------ Source data

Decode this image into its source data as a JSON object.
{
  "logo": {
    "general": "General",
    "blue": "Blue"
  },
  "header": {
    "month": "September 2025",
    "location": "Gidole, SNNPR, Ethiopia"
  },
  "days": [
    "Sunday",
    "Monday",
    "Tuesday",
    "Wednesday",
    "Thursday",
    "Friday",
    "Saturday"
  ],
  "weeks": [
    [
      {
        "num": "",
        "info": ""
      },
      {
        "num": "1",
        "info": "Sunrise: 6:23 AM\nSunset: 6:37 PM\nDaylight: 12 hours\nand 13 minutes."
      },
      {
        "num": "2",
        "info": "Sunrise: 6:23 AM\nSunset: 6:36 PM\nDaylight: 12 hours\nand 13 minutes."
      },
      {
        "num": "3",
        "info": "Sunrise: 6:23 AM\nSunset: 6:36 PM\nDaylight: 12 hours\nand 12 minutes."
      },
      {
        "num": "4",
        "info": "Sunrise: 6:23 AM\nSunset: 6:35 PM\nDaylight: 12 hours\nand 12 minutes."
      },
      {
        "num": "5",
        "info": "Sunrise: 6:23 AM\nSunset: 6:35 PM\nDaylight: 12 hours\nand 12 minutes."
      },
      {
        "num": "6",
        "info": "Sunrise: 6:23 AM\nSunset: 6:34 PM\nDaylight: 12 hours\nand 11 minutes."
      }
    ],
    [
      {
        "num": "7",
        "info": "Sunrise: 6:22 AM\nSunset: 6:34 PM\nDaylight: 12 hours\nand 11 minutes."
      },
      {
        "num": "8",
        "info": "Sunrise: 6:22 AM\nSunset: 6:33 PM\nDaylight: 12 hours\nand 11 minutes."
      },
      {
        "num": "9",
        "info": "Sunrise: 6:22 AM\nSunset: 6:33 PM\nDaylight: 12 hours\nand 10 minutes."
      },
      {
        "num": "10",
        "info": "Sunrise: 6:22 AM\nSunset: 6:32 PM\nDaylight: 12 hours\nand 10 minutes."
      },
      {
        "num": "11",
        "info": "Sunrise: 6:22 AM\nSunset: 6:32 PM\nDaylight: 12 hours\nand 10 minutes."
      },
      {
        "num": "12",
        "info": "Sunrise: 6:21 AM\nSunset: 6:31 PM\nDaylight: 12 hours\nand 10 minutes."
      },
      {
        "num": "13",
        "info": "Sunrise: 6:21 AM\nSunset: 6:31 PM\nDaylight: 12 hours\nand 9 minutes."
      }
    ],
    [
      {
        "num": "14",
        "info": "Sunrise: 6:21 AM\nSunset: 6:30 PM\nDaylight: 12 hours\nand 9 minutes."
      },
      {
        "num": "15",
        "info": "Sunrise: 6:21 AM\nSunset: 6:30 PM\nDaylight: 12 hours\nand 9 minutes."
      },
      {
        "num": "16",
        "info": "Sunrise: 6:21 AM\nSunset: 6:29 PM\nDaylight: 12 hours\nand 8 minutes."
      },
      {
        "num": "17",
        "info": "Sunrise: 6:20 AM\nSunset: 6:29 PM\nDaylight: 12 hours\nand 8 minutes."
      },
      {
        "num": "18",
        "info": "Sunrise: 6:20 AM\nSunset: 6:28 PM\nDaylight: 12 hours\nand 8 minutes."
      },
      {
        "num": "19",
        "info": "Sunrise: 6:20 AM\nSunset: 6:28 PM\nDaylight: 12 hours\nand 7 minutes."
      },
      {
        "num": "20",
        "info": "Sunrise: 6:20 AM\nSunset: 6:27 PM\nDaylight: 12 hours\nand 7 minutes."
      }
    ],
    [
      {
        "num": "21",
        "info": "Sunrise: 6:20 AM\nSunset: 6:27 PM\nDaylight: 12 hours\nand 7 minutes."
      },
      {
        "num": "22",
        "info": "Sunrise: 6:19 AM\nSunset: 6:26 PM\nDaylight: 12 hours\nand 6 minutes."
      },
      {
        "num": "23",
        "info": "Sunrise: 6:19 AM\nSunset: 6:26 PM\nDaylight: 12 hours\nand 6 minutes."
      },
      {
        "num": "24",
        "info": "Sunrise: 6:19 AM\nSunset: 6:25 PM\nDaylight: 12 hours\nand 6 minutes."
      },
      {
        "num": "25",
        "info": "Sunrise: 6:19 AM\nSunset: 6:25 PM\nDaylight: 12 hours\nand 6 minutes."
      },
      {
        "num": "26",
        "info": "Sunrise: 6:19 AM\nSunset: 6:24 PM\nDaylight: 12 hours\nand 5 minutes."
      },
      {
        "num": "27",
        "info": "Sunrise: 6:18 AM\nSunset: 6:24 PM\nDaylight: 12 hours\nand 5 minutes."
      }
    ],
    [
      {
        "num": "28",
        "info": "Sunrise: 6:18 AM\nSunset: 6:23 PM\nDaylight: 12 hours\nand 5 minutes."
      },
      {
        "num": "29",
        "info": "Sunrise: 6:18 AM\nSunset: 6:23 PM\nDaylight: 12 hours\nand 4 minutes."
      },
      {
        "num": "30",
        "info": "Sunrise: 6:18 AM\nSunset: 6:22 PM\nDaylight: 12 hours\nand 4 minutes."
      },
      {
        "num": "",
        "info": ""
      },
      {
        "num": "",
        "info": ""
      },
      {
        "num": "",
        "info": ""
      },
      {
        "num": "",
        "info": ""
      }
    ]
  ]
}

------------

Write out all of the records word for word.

- [Reply to the exercise]
Decode this image into its source data as a JSON object.
{
  "logo": {
    "general": "General",
    "blue": "Blue"
  },
  "header": {
    "month": "September 2025",
    "location": "Gidole, SNNPR, Ethiopia"
  },
  "days": [
    "Sunday",
    "Monday",
    "Tuesday",
    "Wednesday",
    "Thursday",
    "Friday",
    "Saturday"
  ],
  "weeks": [
    [
      {
        "num": "",
        "info": ""
      },
      {
        "num": "1",
        "info": "Sunrise: 6:23 AM\nSunset: 6:37 PM\nDaylight: 12 hours\nand 13 minutes."
      },
      {
        "num": "2",
        "info": "Sunrise: 6:23 AM\nSunset: 6:36 PM\nDaylight: 12 hours\nand 13 minutes."
      },
      {
        "num": "3",
        "info": "Sunrise: 6:23 AM\nSunset: 6:36 PM\nDaylight: 12 hours\nand 12 minutes."
      },
      {
        "num": "4",
        "info": "Sunrise: 6:23 AM\nSunset: 6:35 PM\nDaylight: 12 hours\nand 12 minutes."
      },
      {
        "num": "5",
        "info": "Sunrise: 6:23 AM\nSunset: 6:35 PM\nDaylight: 12 hours\nand 12 minutes."
      },
      {
        "num": "6",
        "info": "Sunrise: 6:23 AM\nSunset: 6:34 PM\nDaylight: 12 hours\nand 11 minutes."
      }
    ],
    [
      {
        "num": "7",
        "info": "Sunrise: 6:22 AM\nSunset: 6:34 PM\nDaylight: 12 hours\nand 11 minutes."
      },
      {
        "num": "8",
        "info": "Sunrise: 6:22 AM\nSunset: 6:33 PM\nDaylight: 12 hours\nand 11 minutes."
      },
      {
        "num": "9",
        "info": "Sunrise: 6:22 AM\nSunset: 6:33 PM\nDaylight: 12 hours\nand 10 minutes."
      },
      {
        "num": "10",
        "info": "Sunrise: 6:22 AM\nSunset: 6:32 PM\nDaylight: 12 hours\nand 10 minutes."
      },
      {
        "num": "11",
        "info": "Sunrise: 6:22 AM\nSunset: 6:32 PM\nDaylight: 12 hours\nand 10 minutes."
      },
      {
        "num": "12",
        "info": "Sunrise: 6:21 AM\nSunset: 6:31 PM\nDaylight: 12 hours\nand 10 minutes."
      },
      {
        "num": "13",
        "info": "Sunrise: 6:21 AM\nSunset: 6:31 PM\nDaylight: 12 hours\nand 9 minutes."
      }
    ],
    [
      {
        "num": "14",
        "info": "Sunrise: 6:21 AM\nSunset: 6:30 PM\nDaylight: 12 hours\nand 9 minutes."
      },
      {
        "num": "15",
        "info": "Sunrise: 6:21 AM\nSunset: 6:30 PM\nDaylight: 12 hours\nand 9 minutes."
      },
      {
        "num": "16",
        "info": "Sunrise: 6:21 AM\nSunset: 6:29 PM\nDaylight: 12 hours\nand 8 minutes."
      },
      {
        "num": "17",
        "info": "Sunrise: 6:20 AM\nSunset: 6:29 PM\nDaylight: 12 hours\nand 8 minutes."
      },
      {
        "num": "18",
        "info": "Sunrise: 6:20 AM\nSunset: 6:28 PM\nDaylight: 12 hours\nand 8 minutes."
      },
      {
        "num": "19",
        "info": "Sunrise: 6:20 AM\nSunset: 6:28 PM\nDaylight: 12 hours\nand 7 minutes."
      },
      {
        "num": "20",
        "info": "Sunrise: 6:20 AM\nSunset: 6:27 PM\nDaylight: 12 hours\nand 7 minutes."
      }
    ],
    [
      {
        "num": "21",
        "info": "Sunrise: 6:20 AM\nSunset: 6:27 PM\nDaylight: 12 hours\nand 7 minutes."
      },
      {
        "num": "22",
        "info": "Sunrise: 6:19 AM\nSunset: 6:26 PM\nDaylight: 12 hours\nand 6 minutes."
      },
      {
        "num": "23",
        "info": "Sunrise: 6:19 AM\nSunset: 6:26 PM\nDaylight: 12 hours\nand 6 minutes."
      },
      {
        "num": "24",
        "info": "Sunrise: 6:19 AM\nSunset: 6:25 PM\nDaylight: 12 hours\nand 6 minutes."
      },
      {
        "num": "25",
        "info": "Sunrise: 6:19 AM\nSunset: 6:25 PM\nDaylight: 12 hours\nand 6 minutes."
      },
      {
        "num": "26",
        "info": "Sunrise: 6:19 AM\nSunset: 6:24 PM\nDaylight: 12 hours\nand 5 minutes."
      },
      {
        "num": "27",
        "info": "Sunrise: 6:18 AM\nSunset: 6:24 PM\nDaylight: 12 hours\nand 5 minutes."
      }
    ],
    [
      {
        "num": "28",
        "info": "Sunrise: 6:18 AM\nSunset: 6:23 PM\nDaylight: 12 hours\nand 5 minutes."
      },
      {
        "num": "29",
        "info": "Sunrise: 6:18 AM\nSunset: 6:23 PM\nDaylight: 12 hours\nand 4 minutes."
      },
      {
        "num": "30",
        "info": "Sunrise: 6:18 AM\nSunset: 6:22 PM\nDaylight: 12 hours\nand 4 minutes."
      },
      {
        "num": "",
        "info": ""
      },
      {
        "num": "",
        "info": ""
      },
      {
        "num": "",
        "info": ""
      },
      {
        "num": "",
        "info": ""
      }
    ]
  ]
}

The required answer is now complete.